DATA FOR PROCESSING:
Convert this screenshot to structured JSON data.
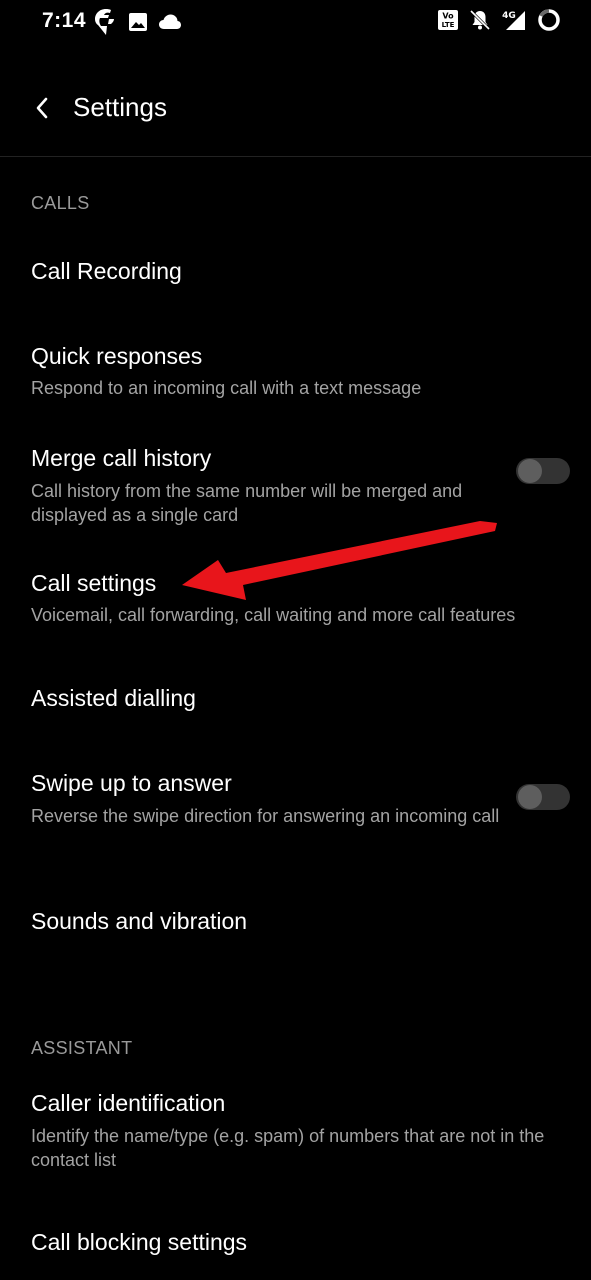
{
  "status_bar": {
    "time": "7:14",
    "left_icons": [
      "swiggy-icon",
      "image-icon",
      "cloud-icon"
    ],
    "right_icons": [
      "volte-icon",
      "bell-off-icon",
      "signal-4g-icon",
      "battery-ring-icon"
    ],
    "network_label": "4G",
    "volte_label_top": "Vo",
    "volte_label_bottom": "LTE"
  },
  "app_bar": {
    "title": "Settings"
  },
  "sections": {
    "calls": {
      "header": "CALLS",
      "call_recording": {
        "title": "Call Recording"
      },
      "quick_responses": {
        "title": "Quick responses",
        "subtitle": "Respond to an incoming call with a text message"
      },
      "merge_call_history": {
        "title": "Merge call history",
        "subtitle": "Call history from the same number will be merged and displayed as a single card",
        "toggle_on": false
      },
      "call_settings": {
        "title": "Call settings",
        "subtitle": "Voicemail, call forwarding, call waiting and more call features"
      },
      "assisted_dialling": {
        "title": "Assisted dialling"
      },
      "swipe_up_to_answer": {
        "title": "Swipe up to answer",
        "subtitle": "Reverse the swipe direction for answering an incoming call",
        "toggle_on": false
      },
      "sounds_and_vibration": {
        "title": "Sounds and vibration"
      }
    },
    "assistant": {
      "header": "ASSISTANT",
      "caller_identification": {
        "title": "Caller identification",
        "subtitle": "Identify the name/type (e.g. spam) of numbers that are not in the contact list"
      },
      "call_blocking_settings": {
        "title": "Call blocking settings"
      }
    }
  },
  "colors": {
    "background": "#000000",
    "text_primary": "#ffffff",
    "text_secondary": "#a3a3a3",
    "section_header": "#9a9a9a",
    "toggle_track": "#333333",
    "toggle_thumb": "#5e5e5e",
    "annotation_arrow": "#e8151b"
  }
}
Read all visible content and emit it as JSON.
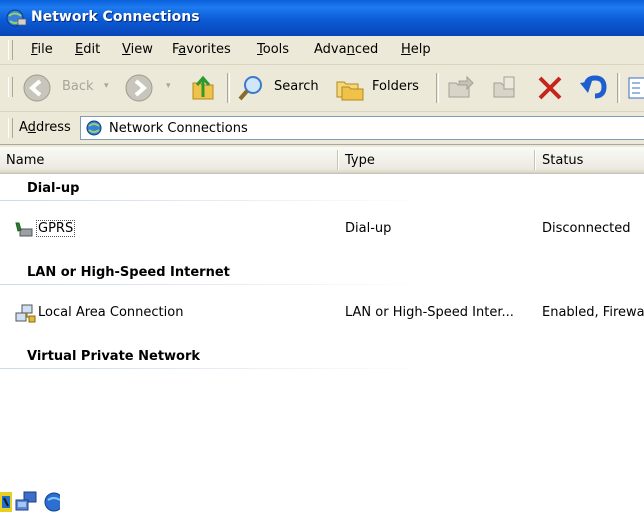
{
  "window": {
    "title": "Network Connections",
    "title_icon": "network-connections-icon"
  },
  "menu": {
    "items": [
      "File",
      "Edit",
      "View",
      "Favorites",
      "Tools",
      "Advanced",
      "Help"
    ],
    "mnemonics": [
      "F",
      "E",
      "V",
      "a",
      "T",
      "n",
      "H"
    ]
  },
  "toolbar": {
    "back_label": "Back",
    "search_label": "Search",
    "folders_label": "Folders"
  },
  "address": {
    "label": "Address",
    "label_mnemonic": "d",
    "value": "Network Connections"
  },
  "list": {
    "columns": [
      "Name",
      "Type",
      "Status"
    ],
    "groups": [
      {
        "label": "Dial-up",
        "rows": [
          {
            "name": "GPRS",
            "type": "Dial-up",
            "status": "Disconnected",
            "icon": "modem-phone-icon"
          }
        ]
      },
      {
        "label": "LAN or High-Speed Internet",
        "rows": [
          {
            "name": "Local Area Connection",
            "type": "LAN or High-Speed Inter...",
            "status": "Enabled, Firewa",
            "icon": "lan-connection-icon"
          }
        ]
      },
      {
        "label": "Virtual Private Network",
        "rows": []
      }
    ]
  },
  "tray": {
    "icons": [
      "security-shield-icon",
      "network-computers-icon",
      "internet-globe-icon"
    ]
  },
  "colors": {
    "titlebar": "#0b5bd6",
    "chrome": "#ece9d8",
    "header_border": "#c7c5b2"
  }
}
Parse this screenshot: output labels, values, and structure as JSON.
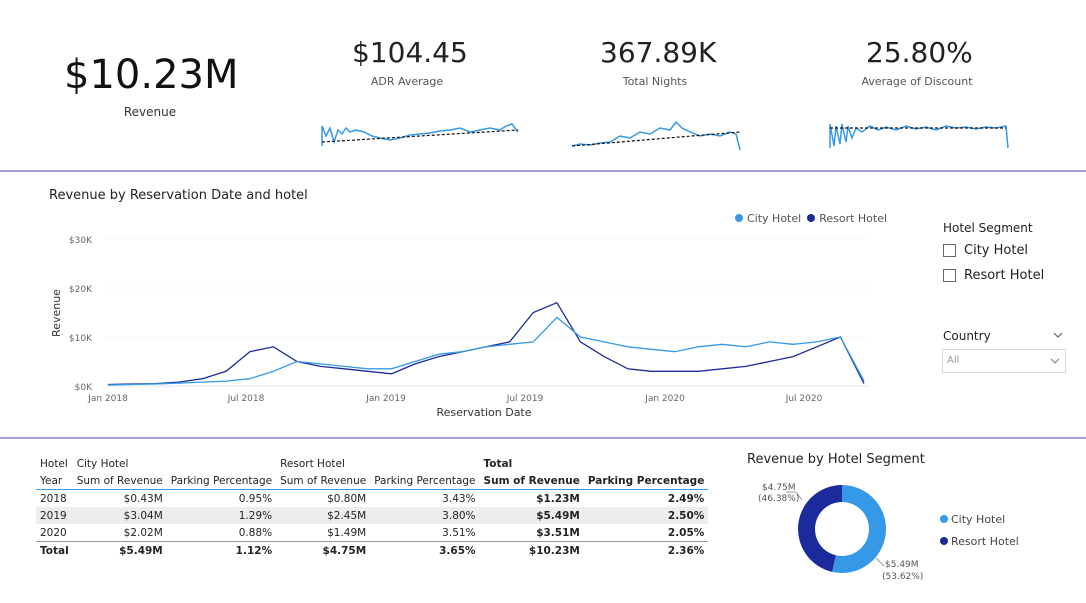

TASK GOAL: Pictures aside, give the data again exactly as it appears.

RESPONSE TO THE TASK:
Convert this screenshot to structured JSON data.
{
  "status_bar": {
    "time": "7:14",
    "left_icons": [
      "swiggy-icon",
      "image-icon",
      "cloud-icon"
    ],
    "right_icons": [
      "volte-icon",
      "bell-off-icon",
      "signal-4g-icon",
      "battery-ring-icon"
    ],
    "network_label": "4G",
    "volte_label_top": "Vo",
    "volte_label_bottom": "LTE"
  },
  "app_bar": {
    "title": "Settings"
  },
  "sections": {
    "calls": {
      "header": "CALLS",
      "call_recording": {
        "title": "Call Recording"
      },
      "quick_responses": {
        "title": "Quick responses",
        "subtitle": "Respond to an incoming call with a text message"
      },
      "merge_call_history": {
        "title": "Merge call history",
        "subtitle": "Call history from the same number will be merged and displayed as a single card",
        "toggle_on": false
      },
      "call_settings": {
        "title": "Call settings",
        "subtitle": "Voicemail, call forwarding, call waiting and more call features"
      },
      "assisted_dialling": {
        "title": "Assisted dialling"
      },
      "swipe_up_to_answer": {
        "title": "Swipe up to answer",
        "subtitle": "Reverse the swipe direction for answering an incoming call",
        "toggle_on": false
      },
      "sounds_and_vibration": {
        "title": "Sounds and vibration"
      }
    },
    "assistant": {
      "header": "ASSISTANT",
      "caller_identification": {
        "title": "Caller identification",
        "subtitle": "Identify the name/type (e.g. spam) of numbers that are not in the contact list"
      },
      "call_blocking_settings": {
        "title": "Call blocking settings"
      }
    }
  },
  "colors": {
    "background": "#000000",
    "text_primary": "#ffffff",
    "text_secondary": "#a3a3a3",
    "section_header": "#9a9a9a",
    "toggle_track": "#333333",
    "toggle_thumb": "#5e5e5e",
    "annotation_arrow": "#e8151b"
  }
}
Read all visible content and emit it as JSON.
{
  "window": {
    "title": "Network Connections",
    "title_icon": "network-connections-icon"
  },
  "menu": {
    "items": [
      "File",
      "Edit",
      "View",
      "Favorites",
      "Tools",
      "Advanced",
      "Help"
    ],
    "mnemonics": [
      "F",
      "E",
      "V",
      "a",
      "T",
      "n",
      "H"
    ]
  },
  "toolbar": {
    "back_label": "Back",
    "search_label": "Search",
    "folders_label": "Folders"
  },
  "address": {
    "label": "Address",
    "label_mnemonic": "d",
    "value": "Network Connections"
  },
  "list": {
    "columns": [
      "Name",
      "Type",
      "Status"
    ],
    "groups": [
      {
        "label": "Dial-up",
        "rows": [
          {
            "name": "GPRS",
            "type": "Dial-up",
            "status": "Disconnected",
            "icon": "modem-phone-icon"
          }
        ]
      },
      {
        "label": "LAN or High-Speed Internet",
        "rows": [
          {
            "name": "Local Area Connection",
            "type": "LAN or High-Speed Inter...",
            "status": "Enabled, Firewa",
            "icon": "lan-connection-icon"
          }
        ]
      },
      {
        "label": "Virtual Private Network",
        "rows": []
      }
    ]
  },
  "tray": {
    "icons": [
      "security-shield-icon",
      "network-computers-icon",
      "internet-globe-icon"
    ]
  },
  "colors": {
    "titlebar": "#0b5bd6",
    "chrome": "#ece9d8",
    "header_border": "#c7c5b2"
  }
}
Parse this screenshot: output labels, values, and structure as JSON.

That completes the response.